→ **EXERCISE INSTRUCTIONS**: The word "native" marks the lines you need; copy each of them from the data.

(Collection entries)
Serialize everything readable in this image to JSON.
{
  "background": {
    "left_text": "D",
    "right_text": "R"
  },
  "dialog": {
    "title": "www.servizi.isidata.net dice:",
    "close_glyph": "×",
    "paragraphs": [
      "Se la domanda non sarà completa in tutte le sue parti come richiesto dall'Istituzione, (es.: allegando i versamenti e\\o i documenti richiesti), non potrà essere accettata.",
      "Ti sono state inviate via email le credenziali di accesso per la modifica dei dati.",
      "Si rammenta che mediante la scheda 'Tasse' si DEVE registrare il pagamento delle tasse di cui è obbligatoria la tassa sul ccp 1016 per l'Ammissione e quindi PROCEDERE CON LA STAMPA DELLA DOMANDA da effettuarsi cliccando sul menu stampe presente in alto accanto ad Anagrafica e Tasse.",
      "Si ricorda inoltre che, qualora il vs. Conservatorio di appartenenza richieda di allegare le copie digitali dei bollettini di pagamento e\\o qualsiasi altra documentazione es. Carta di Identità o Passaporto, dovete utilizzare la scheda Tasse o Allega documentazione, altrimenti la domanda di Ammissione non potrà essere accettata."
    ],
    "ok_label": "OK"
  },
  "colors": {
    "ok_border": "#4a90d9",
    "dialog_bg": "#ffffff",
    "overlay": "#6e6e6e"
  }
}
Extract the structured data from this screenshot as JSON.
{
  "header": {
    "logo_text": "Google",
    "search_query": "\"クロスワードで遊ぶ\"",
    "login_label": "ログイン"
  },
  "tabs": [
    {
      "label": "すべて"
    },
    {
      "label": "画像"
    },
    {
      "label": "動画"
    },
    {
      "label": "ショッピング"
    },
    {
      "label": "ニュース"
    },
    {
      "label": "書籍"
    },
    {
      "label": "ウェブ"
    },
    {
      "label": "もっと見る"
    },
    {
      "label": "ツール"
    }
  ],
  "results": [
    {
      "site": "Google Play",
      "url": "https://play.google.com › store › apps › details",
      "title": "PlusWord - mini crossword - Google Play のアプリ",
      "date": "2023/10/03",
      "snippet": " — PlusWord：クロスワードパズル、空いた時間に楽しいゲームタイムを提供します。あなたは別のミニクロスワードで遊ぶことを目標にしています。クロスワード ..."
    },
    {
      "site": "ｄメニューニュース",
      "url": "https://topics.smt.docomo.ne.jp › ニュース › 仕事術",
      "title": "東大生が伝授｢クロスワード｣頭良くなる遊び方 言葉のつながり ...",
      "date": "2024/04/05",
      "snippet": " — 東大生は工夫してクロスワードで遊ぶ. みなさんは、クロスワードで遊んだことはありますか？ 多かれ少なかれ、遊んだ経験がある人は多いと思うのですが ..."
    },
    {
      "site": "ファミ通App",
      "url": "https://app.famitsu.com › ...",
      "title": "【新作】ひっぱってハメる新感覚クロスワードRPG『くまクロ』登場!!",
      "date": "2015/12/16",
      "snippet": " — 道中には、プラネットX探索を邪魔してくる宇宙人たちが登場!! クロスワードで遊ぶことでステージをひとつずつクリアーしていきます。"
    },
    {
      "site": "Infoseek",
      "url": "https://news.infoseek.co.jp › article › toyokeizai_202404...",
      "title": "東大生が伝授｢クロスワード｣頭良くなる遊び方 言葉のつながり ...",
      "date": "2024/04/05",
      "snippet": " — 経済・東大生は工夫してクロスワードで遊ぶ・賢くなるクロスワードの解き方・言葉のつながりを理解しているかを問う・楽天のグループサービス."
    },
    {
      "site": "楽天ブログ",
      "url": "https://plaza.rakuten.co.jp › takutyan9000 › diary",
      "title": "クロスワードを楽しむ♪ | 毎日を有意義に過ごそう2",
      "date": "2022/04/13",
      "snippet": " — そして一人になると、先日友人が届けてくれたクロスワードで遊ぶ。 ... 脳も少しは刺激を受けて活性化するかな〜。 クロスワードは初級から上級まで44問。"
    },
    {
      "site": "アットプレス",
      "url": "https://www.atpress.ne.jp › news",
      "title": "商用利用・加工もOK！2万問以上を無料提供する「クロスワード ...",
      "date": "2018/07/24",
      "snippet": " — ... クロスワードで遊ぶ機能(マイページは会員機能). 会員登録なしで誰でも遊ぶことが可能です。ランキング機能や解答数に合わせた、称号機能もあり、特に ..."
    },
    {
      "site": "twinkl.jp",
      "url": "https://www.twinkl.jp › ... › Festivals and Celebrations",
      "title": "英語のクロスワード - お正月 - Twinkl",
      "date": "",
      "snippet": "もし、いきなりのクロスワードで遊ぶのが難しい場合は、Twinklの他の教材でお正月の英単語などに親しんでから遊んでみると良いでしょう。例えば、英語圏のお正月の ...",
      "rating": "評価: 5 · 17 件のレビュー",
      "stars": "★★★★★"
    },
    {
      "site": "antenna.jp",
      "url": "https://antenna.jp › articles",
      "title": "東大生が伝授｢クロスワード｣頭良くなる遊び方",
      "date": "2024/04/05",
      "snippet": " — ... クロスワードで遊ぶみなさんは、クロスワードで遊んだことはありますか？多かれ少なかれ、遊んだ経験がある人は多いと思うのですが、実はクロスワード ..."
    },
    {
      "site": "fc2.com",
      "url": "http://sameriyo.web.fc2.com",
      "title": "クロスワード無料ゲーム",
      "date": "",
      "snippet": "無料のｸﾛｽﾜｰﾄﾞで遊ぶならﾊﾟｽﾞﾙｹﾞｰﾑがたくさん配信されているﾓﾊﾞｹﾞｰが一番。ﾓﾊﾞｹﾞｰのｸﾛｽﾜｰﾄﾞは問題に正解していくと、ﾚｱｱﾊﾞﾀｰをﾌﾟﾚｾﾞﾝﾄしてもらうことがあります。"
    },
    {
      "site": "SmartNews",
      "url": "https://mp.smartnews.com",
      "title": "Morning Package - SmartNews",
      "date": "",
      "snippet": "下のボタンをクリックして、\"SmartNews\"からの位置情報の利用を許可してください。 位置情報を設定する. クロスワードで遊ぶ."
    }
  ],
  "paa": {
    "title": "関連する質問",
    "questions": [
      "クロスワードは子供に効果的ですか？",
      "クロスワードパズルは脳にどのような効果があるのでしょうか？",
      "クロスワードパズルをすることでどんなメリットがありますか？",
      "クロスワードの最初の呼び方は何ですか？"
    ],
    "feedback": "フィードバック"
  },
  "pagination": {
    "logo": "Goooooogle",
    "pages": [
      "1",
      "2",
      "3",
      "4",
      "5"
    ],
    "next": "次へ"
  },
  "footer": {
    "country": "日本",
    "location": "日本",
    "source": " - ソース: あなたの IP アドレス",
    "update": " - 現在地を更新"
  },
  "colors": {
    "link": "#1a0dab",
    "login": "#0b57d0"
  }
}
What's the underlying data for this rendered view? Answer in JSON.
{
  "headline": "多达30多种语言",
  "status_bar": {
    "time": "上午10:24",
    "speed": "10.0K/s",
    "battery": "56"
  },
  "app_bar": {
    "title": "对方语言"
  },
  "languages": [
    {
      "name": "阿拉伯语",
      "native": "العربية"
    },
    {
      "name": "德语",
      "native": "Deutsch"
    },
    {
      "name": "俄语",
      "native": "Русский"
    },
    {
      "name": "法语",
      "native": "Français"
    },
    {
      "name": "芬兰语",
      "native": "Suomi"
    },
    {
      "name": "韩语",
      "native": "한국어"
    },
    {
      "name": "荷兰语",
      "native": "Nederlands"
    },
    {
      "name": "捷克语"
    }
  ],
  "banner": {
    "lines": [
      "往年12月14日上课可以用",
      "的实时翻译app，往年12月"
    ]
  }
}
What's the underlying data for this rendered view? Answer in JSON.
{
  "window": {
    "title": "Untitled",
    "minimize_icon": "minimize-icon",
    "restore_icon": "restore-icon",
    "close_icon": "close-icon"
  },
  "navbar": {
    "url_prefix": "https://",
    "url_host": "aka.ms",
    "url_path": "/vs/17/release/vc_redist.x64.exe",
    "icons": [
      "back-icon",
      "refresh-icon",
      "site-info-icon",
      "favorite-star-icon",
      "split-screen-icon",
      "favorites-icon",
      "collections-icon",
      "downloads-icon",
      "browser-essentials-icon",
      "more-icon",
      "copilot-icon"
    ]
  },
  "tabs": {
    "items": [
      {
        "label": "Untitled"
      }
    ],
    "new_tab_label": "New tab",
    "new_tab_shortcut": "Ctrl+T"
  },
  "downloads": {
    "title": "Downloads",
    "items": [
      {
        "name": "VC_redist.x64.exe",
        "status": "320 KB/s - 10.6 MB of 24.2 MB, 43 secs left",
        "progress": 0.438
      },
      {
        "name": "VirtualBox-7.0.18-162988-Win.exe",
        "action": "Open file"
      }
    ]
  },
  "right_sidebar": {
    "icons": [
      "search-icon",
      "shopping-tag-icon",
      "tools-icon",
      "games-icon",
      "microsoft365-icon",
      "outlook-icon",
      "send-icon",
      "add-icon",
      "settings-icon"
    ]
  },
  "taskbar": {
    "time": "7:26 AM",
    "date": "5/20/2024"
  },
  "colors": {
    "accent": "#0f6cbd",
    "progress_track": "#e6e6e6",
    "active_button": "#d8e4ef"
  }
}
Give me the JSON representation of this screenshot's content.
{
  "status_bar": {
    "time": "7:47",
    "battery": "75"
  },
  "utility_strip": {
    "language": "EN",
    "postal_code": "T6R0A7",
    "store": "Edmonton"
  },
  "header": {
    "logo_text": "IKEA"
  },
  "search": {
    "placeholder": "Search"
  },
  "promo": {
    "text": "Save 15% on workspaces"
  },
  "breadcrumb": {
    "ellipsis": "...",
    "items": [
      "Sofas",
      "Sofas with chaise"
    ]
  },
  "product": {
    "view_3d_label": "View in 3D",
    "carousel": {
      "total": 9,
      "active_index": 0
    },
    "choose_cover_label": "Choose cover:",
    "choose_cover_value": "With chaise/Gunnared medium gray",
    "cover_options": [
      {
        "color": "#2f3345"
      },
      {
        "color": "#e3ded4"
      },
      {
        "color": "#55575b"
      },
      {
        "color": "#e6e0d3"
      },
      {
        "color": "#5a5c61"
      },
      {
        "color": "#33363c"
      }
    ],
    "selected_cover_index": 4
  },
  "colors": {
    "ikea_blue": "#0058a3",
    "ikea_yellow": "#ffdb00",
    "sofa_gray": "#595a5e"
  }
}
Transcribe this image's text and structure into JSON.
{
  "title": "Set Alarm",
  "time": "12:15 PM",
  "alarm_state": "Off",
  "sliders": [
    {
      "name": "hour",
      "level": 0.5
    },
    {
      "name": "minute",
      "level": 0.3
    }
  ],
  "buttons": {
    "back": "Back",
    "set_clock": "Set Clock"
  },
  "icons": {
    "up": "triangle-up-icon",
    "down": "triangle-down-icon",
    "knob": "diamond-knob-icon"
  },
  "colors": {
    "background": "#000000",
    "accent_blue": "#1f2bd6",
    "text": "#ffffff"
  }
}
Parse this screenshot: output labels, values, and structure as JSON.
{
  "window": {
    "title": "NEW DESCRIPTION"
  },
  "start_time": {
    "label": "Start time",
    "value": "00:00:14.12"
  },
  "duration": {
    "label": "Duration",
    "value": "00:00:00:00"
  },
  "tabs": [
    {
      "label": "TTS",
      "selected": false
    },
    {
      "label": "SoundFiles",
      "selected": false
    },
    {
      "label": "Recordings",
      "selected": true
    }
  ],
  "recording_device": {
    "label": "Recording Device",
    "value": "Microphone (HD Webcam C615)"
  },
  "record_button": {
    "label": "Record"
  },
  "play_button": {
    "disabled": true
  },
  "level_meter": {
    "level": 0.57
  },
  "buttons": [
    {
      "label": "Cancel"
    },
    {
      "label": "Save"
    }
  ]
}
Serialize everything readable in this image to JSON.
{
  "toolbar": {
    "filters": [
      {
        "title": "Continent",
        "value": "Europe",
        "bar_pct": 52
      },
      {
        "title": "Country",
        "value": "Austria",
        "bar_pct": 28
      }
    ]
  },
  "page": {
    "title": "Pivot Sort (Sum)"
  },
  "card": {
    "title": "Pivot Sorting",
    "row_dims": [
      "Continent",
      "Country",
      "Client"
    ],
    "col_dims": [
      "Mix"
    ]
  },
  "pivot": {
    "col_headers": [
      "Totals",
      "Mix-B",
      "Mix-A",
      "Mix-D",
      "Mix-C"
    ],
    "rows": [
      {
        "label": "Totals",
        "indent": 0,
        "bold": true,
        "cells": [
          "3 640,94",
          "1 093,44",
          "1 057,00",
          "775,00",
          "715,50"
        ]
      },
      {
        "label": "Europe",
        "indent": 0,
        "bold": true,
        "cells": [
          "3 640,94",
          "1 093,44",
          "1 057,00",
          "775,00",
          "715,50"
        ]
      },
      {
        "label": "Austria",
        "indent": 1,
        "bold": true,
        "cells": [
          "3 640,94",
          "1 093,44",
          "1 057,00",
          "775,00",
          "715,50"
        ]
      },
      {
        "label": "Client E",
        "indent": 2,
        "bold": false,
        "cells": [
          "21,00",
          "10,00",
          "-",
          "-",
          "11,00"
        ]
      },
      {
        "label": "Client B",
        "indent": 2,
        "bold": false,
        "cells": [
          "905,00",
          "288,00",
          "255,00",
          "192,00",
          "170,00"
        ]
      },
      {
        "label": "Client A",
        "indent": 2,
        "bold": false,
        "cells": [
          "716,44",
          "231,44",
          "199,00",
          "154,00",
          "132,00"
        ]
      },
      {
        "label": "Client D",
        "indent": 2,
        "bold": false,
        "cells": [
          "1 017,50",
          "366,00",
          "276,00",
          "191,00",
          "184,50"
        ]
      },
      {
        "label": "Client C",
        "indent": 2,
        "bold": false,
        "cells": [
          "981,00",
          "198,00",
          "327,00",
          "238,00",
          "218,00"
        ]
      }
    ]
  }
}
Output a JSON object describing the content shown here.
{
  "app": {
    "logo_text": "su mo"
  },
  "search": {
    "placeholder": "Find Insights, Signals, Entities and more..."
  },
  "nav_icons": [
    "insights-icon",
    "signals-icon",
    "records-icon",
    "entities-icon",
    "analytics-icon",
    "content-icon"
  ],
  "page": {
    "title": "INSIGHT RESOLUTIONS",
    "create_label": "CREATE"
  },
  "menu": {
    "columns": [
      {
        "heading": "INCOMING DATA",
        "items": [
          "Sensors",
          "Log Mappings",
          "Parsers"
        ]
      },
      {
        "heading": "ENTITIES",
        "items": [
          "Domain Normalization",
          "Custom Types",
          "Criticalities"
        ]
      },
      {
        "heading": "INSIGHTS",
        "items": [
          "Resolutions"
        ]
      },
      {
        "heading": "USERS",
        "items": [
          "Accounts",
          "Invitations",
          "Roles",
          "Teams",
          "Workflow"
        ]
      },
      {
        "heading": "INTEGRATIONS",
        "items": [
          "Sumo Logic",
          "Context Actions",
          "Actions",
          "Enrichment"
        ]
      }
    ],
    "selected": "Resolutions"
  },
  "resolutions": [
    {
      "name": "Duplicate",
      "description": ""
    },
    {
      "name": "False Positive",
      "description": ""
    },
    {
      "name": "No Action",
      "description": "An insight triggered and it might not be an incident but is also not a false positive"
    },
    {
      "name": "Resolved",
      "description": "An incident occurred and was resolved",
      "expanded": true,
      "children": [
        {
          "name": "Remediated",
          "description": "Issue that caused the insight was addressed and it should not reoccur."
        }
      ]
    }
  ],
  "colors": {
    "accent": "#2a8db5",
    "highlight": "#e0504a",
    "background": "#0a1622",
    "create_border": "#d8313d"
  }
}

→ **PROBLEM SOLUTION**:
      "native": "العربية"
      "native": "Deutsch"
      "native": "Русский"
      "native": "Français"
      "native": "Suomi"
      "native": "한국어"
      "native": "Nederlands"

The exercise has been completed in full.